SpaceX

Ever considered nuclear rockets? Musk called on NASA to research the technology as a means of getting to Mars faster than before. The rockets, which could cut a flight to Mars down to just 100 days, offer around twice the efficiency of comparable chemical engines. Russian space agency Roscosmos has also been exploring this idea. Read more.

SpaceX successfully completed its CRS-18 resupply mission to the International Space Station on Thursday. The Dragon capsule took off from Florida’s Cape Canaveral Air Force Station at 6:24 p.m. Eastern time from Space Launch Complex 40 on top of a Falcon 9 rocket. The 5,100 pounds of cargo featured Nickelodeon slime, an Adidas soccer ball, and Goodyear tire materials. The capsule also featured four small panels designed to test the Starship’s heat shield prior to its planned mission to Mars and beyond.

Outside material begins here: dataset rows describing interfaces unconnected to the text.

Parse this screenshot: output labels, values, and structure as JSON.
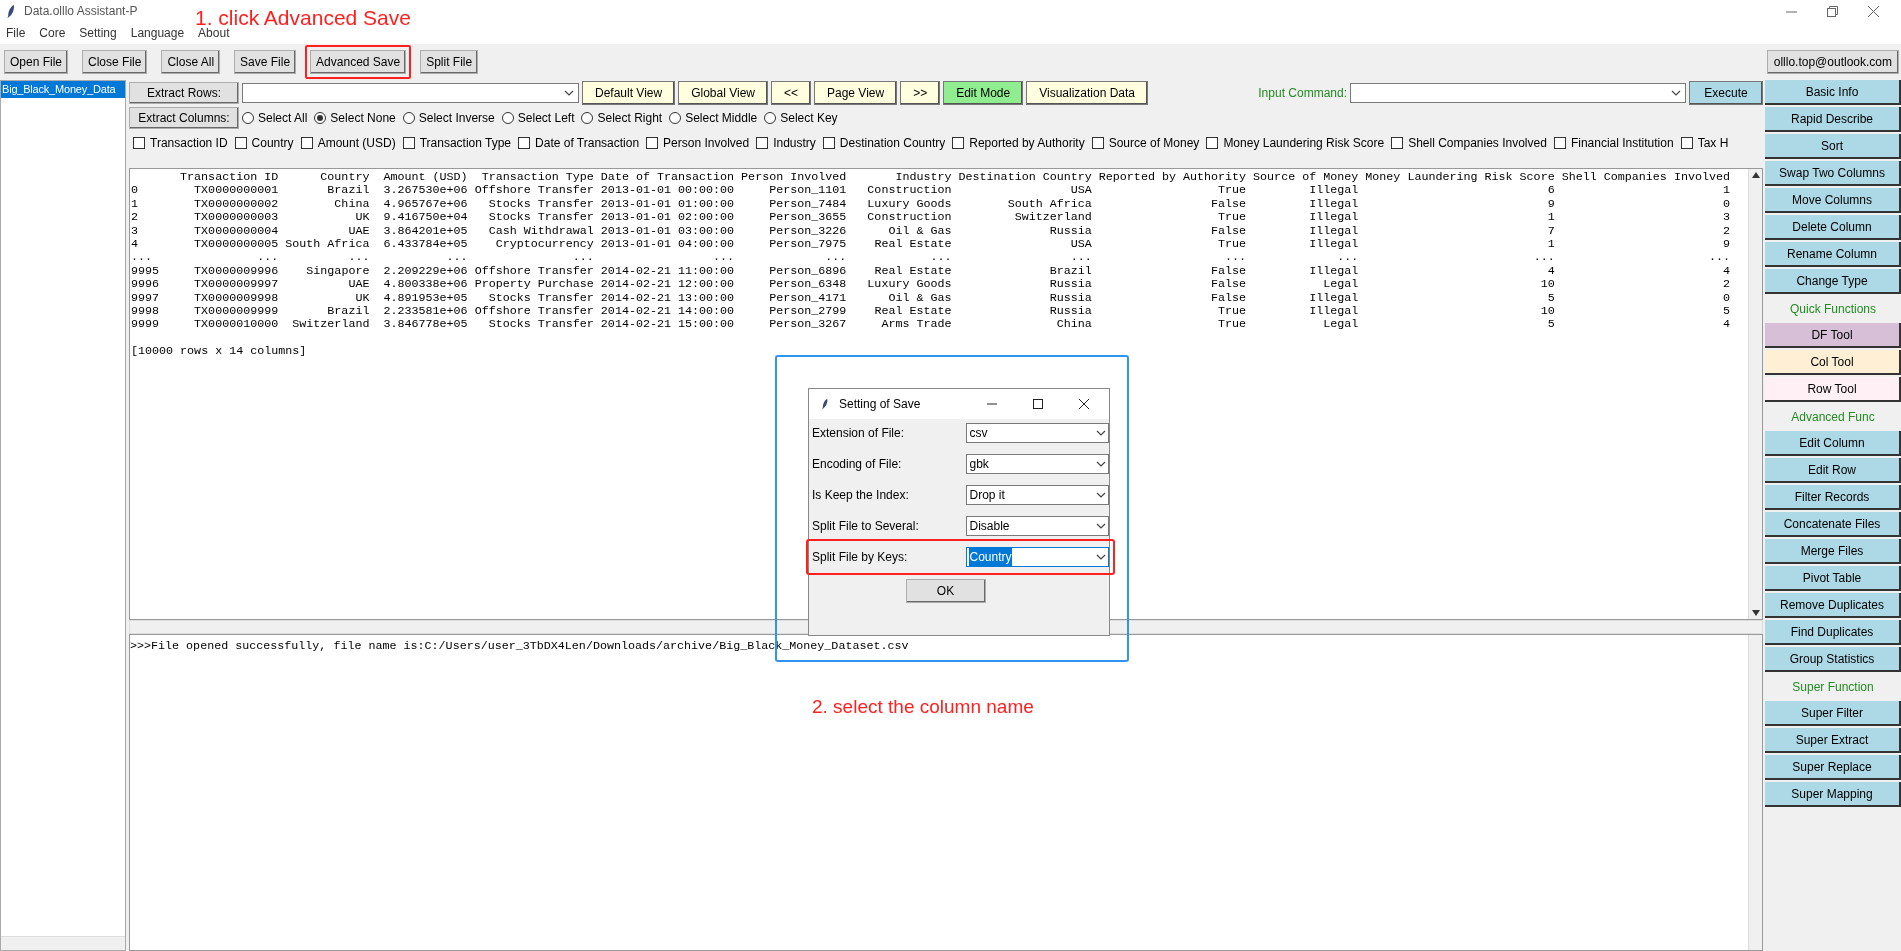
{
  "window": {
    "title": "Data.olllo Assistant-P"
  },
  "menu": [
    "File",
    "Core",
    "Setting",
    "Language",
    "About"
  ],
  "annotations": {
    "step_1": "1. click Advanced Save",
    "step_2": "2. select the column name"
  },
  "toolbar": [
    {
      "label": "Open File",
      "highlighted": false
    },
    {
      "label": "Close File",
      "highlighted": false
    },
    {
      "label": "Close All",
      "highlighted": false
    },
    {
      "label": "Save File",
      "highlighted": false
    },
    {
      "label": "Advanced Save",
      "highlighted": true
    },
    {
      "label": "Split File",
      "highlighted": false
    }
  ],
  "account": "olllo.top@outlook.com",
  "file_list": [
    {
      "label": "Big_Black_Money_Data",
      "selected": true
    }
  ],
  "extract_rows": {
    "label": "Extract Rows:"
  },
  "view_buttons": [
    {
      "label": "Default View",
      "color": "#ffffe0"
    },
    {
      "label": "Global View",
      "color": "#ffffe0"
    },
    {
      "label": "<<",
      "color": "#ffffe0"
    },
    {
      "label": "Page View",
      "color": "#ffffe0"
    },
    {
      "label": ">>",
      "color": "#ffffe0"
    },
    {
      "label": "Edit Mode",
      "color": "#90ee90"
    },
    {
      "label": "Visualization Data",
      "color": "#ffffe0"
    }
  ],
  "command": {
    "label": "Input Command:",
    "button": "Execute"
  },
  "extract_columns": {
    "label": "Extract Columns:"
  },
  "radios": [
    {
      "label": "Select All",
      "selected": false
    },
    {
      "label": "Select None",
      "selected": true
    },
    {
      "label": "Select Inverse",
      "selected": false
    },
    {
      "label": "Select Left",
      "selected": false
    },
    {
      "label": "Select Right",
      "selected": false
    },
    {
      "label": "Select Middle",
      "selected": false
    },
    {
      "label": "Select Key",
      "selected": false
    }
  ],
  "column_checks": [
    {
      "label": "Transaction ID",
      "checked": false
    },
    {
      "label": "Country",
      "checked": false
    },
    {
      "label": "Amount (USD)",
      "checked": false
    },
    {
      "label": "Transaction Type",
      "checked": false
    },
    {
      "label": "Date of Transaction",
      "checked": false
    },
    {
      "label": "Person Involved",
      "checked": false
    },
    {
      "label": "Industry",
      "checked": false
    },
    {
      "label": "Destination Country",
      "checked": false
    },
    {
      "label": "Reported by Authority",
      "checked": false
    },
    {
      "label": "Source of Money",
      "checked": false
    },
    {
      "label": "Money Laundering Risk Score",
      "checked": false
    },
    {
      "label": "Shell Companies Involved",
      "checked": false
    },
    {
      "label": "Financial Institution",
      "checked": false
    },
    {
      "label": "Tax H",
      "checked": false
    }
  ],
  "table": {
    "columns": [
      "Transaction ID",
      "Country",
      "Amount (USD)",
      "Transaction Type",
      "Date of Transaction",
      "Person Involved",
      "Industry",
      "Destination Country",
      "Reported by Authority",
      "Source of Money",
      "Money Laundering Risk Score",
      "Shell Companies Involved"
    ],
    "rows": [
      {
        "index": "0",
        "cells": [
          "TX0000000001",
          "Brazil",
          "3.267530e+06",
          "Offshore Transfer",
          "2013-01-01 00:00:00",
          "Person_1101",
          "Construction",
          "USA",
          "True",
          "Illegal",
          "6",
          "1"
        ]
      },
      {
        "index": "1",
        "cells": [
          "TX0000000002",
          "China",
          "4.965767e+06",
          "Stocks Transfer",
          "2013-01-01 01:00:00",
          "Person_7484",
          "Luxury Goods",
          "South Africa",
          "False",
          "Illegal",
          "9",
          "0"
        ]
      },
      {
        "index": "2",
        "cells": [
          "TX0000000003",
          "UK",
          "9.416750e+04",
          "Stocks Transfer",
          "2013-01-01 02:00:00",
          "Person_3655",
          "Construction",
          "Switzerland",
          "True",
          "Illegal",
          "1",
          "3"
        ]
      },
      {
        "index": "3",
        "cells": [
          "TX0000000004",
          "UAE",
          "3.864201e+05",
          "Cash Withdrawal",
          "2013-01-01 03:00:00",
          "Person_3226",
          "Oil & Gas",
          "Russia",
          "False",
          "Illegal",
          "7",
          "2"
        ]
      },
      {
        "index": "4",
        "cells": [
          "TX0000000005",
          "South Africa",
          "6.433784e+05",
          "Cryptocurrency",
          "2013-01-01 04:00:00",
          "Person_7975",
          "Real Estate",
          "USA",
          "True",
          "Illegal",
          "1",
          "9"
        ]
      },
      {
        "index": "...",
        "cells": [
          "...",
          "...",
          "...",
          "...",
          "...",
          "...",
          "...",
          "...",
          "...",
          "...",
          "...",
          "..."
        ]
      },
      {
        "index": "9995",
        "cells": [
          "TX0000009996",
          "Singapore",
          "2.209229e+06",
          "Offshore Transfer",
          "2014-02-21 11:00:00",
          "Person_6896",
          "Real Estate",
          "Brazil",
          "False",
          "Illegal",
          "4",
          "4"
        ]
      },
      {
        "index": "9996",
        "cells": [
          "TX0000009997",
          "UAE",
          "4.800338e+06",
          "Property Purchase",
          "2014-02-21 12:00:00",
          "Person_6348",
          "Luxury Goods",
          "Russia",
          "False",
          "Legal",
          "10",
          "2"
        ]
      },
      {
        "index": "9997",
        "cells": [
          "TX0000009998",
          "UK",
          "4.891953e+05",
          "Stocks Transfer",
          "2014-02-21 13:00:00",
          "Person_4171",
          "Oil & Gas",
          "Russia",
          "False",
          "Illegal",
          "5",
          "0"
        ]
      },
      {
        "index": "9998",
        "cells": [
          "TX0000009999",
          "Brazil",
          "2.233581e+06",
          "Offshore Transfer",
          "2014-02-21 14:00:00",
          "Person_2799",
          "Real Estate",
          "Russia",
          "True",
          "Illegal",
          "10",
          "5"
        ]
      },
      {
        "index": "9999",
        "cells": [
          "TX0000010000",
          "Switzerland",
          "3.846778e+05",
          "Stocks Transfer",
          "2014-02-21 15:00:00",
          "Person_3267",
          "Arms Trade",
          "China",
          "True",
          "Legal",
          "5",
          "4"
        ]
      }
    ],
    "summary": "[10000 rows x 14 columns]"
  },
  "output": ">>>File opened successfully, file name is:C:/Users/user_3TbDX4Len/Downloads/archive/Big_Black_Money_Dataset.csv",
  "sidebar": [
    {
      "kind": "button",
      "label": "Basic Info",
      "color": "#add8e6"
    },
    {
      "kind": "button",
      "label": "Rapid Describe",
      "color": "#add8e6"
    },
    {
      "kind": "button",
      "label": "Sort",
      "color": "#add8e6"
    },
    {
      "kind": "button",
      "label": "Swap Two Columns",
      "color": "#add8e6"
    },
    {
      "kind": "button",
      "label": "Move Columns",
      "color": "#add8e6"
    },
    {
      "kind": "button",
      "label": "Delete Column",
      "color": "#add8e6"
    },
    {
      "kind": "button",
      "label": "Rename Column",
      "color": "#add8e6"
    },
    {
      "kind": "button",
      "label": "Change Type",
      "color": "#add8e6"
    },
    {
      "kind": "heading",
      "label": "Quick Functions"
    },
    {
      "kind": "button",
      "label": "DF Tool",
      "color": "#d8bfd8"
    },
    {
      "kind": "button",
      "label": "Col Tool",
      "color": "#ffefd5"
    },
    {
      "kind": "button",
      "label": "Row Tool",
      "color": "#fff0f5"
    },
    {
      "kind": "heading",
      "label": "Advanced Func"
    },
    {
      "kind": "button",
      "label": "Edit Column",
      "color": "#add8e6"
    },
    {
      "kind": "button",
      "label": "Edit Row",
      "color": "#add8e6"
    },
    {
      "kind": "button",
      "label": "Filter Records",
      "color": "#add8e6"
    },
    {
      "kind": "button",
      "label": "Concatenate Files",
      "color": "#add8e6"
    },
    {
      "kind": "button",
      "label": "Merge Files",
      "color": "#add8e6"
    },
    {
      "kind": "button",
      "label": "Pivot Table",
      "color": "#add8e6"
    },
    {
      "kind": "button",
      "label": "Remove Duplicates",
      "color": "#add8e6"
    },
    {
      "kind": "button",
      "label": "Find Duplicates",
      "color": "#add8e6"
    },
    {
      "kind": "button",
      "label": "Group Statistics",
      "color": "#add8e6"
    },
    {
      "kind": "heading",
      "label": "Super Function"
    },
    {
      "kind": "button",
      "label": "Super Filter",
      "color": "#add8e6"
    },
    {
      "kind": "button",
      "label": "Super Extract",
      "color": "#add8e6"
    },
    {
      "kind": "button",
      "label": "Super Replace",
      "color": "#add8e6"
    },
    {
      "kind": "button",
      "label": "Super Mapping",
      "color": "#add8e6"
    }
  ],
  "dialog": {
    "title": "Setting of Save",
    "framed": true,
    "fields": [
      {
        "label": "Extension of File:",
        "value": "csv",
        "selected": false,
        "highlighted": false
      },
      {
        "label": "Encoding of File:",
        "value": "gbk",
        "selected": false,
        "highlighted": false
      },
      {
        "label": "Is Keep the Index:",
        "value": "Drop it",
        "selected": false,
        "highlighted": false
      },
      {
        "label": "Split File to Several:",
        "value": "Disable",
        "selected": false,
        "highlighted": false
      },
      {
        "label": "Split File by Keys:",
        "value": "Country",
        "selected": true,
        "highlighted": true
      }
    ],
    "button": "OK"
  }
}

Read more.

Watch the Falcon 9 breach the sound barrier during re-entry:

What’s next for SpaceX: Musk is expected to deliver an update on Starship, the Mars-bound stainless steel rocket, in around two weeks’ time. The presentation comes after the miniature “Starhopper” completed its first hop test last week. Musk also plans a 200-meter hop in a similar timeframe.

Hyperloop artist impression.

Hyperloop

A public hyperloop track could launch in just five to eight years’ time, according to a company official with ties to the industry. Thierry Marin-Martinod, a chief technology officer at TE Connectivity, which sponsored the rLoop hyperloop team, told Inverse last week that the project will likely focus on desert and other flat planes. “I strongly believe we will see some hyperloop project,” he said, adding that it would form a multi-pronged transport solution alongside electric planes and cars. Read more.

Musk standing next to his "wormhole" tunnel.

The Boring Company

Musk’s tunnel-digging venture, which got its start by building a test tunnel on the SpaceX campus, has attracted investors. The firm has raised $120 million from outside investors, which the company claims places its overall value at around $920 million. Future Ventures investor Steve Jurvetson described it as “a great example of the disruptive playbook we look for.” The funding comes amid questions around the tunnel’s value. Read more.

Photo of the Week

The Falcon 9 as it pierces the sound barrier.

Falcon 9 sound barrier

The Ultra-Fine Print

This has been Musk Reads: SpaceX Edition #91, the weekly rundown of essential reading about futurist and entrepreneur Elon Musk. I’m Mike Brown, an innovation journalist for Inverse.

A version of this article appeared in the “Musk Reads” newsletter. Sign up for free here.

Media via NASA, SpaceX, Hyperloop Transportation Technologies, The Boring Company, Elon Musk/Twitter